Try it: Return each line of the records below in which the string "name" turns up.

Top of Material provided

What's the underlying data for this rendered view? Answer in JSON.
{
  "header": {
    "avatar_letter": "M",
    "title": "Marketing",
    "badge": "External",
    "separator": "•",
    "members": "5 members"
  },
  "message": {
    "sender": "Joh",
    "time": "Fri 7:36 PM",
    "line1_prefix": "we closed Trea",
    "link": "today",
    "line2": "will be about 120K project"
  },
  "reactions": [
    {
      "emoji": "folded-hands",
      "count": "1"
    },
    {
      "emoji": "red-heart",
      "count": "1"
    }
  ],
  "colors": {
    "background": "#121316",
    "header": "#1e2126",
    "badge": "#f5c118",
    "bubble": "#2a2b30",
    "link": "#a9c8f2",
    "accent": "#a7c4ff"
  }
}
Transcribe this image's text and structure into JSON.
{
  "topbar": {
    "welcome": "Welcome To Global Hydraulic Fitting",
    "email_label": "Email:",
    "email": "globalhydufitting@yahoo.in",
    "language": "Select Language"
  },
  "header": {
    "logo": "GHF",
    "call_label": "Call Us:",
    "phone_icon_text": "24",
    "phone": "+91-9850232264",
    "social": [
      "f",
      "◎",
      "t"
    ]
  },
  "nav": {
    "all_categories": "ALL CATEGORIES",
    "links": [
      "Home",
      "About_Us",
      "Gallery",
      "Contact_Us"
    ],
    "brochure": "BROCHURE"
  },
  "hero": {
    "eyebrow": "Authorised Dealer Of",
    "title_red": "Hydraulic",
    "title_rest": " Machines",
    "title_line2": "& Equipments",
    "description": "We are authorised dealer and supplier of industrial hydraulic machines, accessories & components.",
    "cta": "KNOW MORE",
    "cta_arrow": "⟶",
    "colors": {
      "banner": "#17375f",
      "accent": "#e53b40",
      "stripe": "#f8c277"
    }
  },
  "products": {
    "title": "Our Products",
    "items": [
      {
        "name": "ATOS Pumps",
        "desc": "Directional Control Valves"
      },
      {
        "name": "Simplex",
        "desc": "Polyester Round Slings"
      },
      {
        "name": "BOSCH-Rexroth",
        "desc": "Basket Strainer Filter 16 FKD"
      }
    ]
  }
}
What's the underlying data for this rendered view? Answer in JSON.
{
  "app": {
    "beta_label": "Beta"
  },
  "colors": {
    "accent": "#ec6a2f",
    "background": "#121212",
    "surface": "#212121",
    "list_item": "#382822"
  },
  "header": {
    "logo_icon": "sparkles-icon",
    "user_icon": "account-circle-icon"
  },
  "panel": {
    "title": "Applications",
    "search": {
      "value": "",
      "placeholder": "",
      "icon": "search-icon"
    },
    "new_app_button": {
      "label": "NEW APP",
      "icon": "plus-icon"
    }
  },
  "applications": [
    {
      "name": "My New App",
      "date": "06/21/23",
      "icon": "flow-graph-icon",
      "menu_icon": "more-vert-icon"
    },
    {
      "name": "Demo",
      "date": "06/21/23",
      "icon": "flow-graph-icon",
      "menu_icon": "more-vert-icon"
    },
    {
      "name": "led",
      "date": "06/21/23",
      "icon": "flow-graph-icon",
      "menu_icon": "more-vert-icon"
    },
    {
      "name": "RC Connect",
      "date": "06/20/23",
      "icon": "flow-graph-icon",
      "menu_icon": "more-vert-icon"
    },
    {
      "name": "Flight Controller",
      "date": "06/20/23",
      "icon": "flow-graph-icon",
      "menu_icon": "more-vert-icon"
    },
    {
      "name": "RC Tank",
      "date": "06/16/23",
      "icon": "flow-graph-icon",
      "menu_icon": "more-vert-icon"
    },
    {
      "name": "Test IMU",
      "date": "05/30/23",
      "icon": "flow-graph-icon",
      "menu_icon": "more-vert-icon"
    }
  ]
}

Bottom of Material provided

Response area:
        "name": "ATOS Pumps",
        "name": "Simplex",
        "name": "BOSCH-Rexroth",
      "name": "My New App",
      "name": "Demo",
      "name": "led",
      "name": "RC Connect",
      "name": "Flight Controller",
      "name": "RC Tank",
      "name": "Test IMU",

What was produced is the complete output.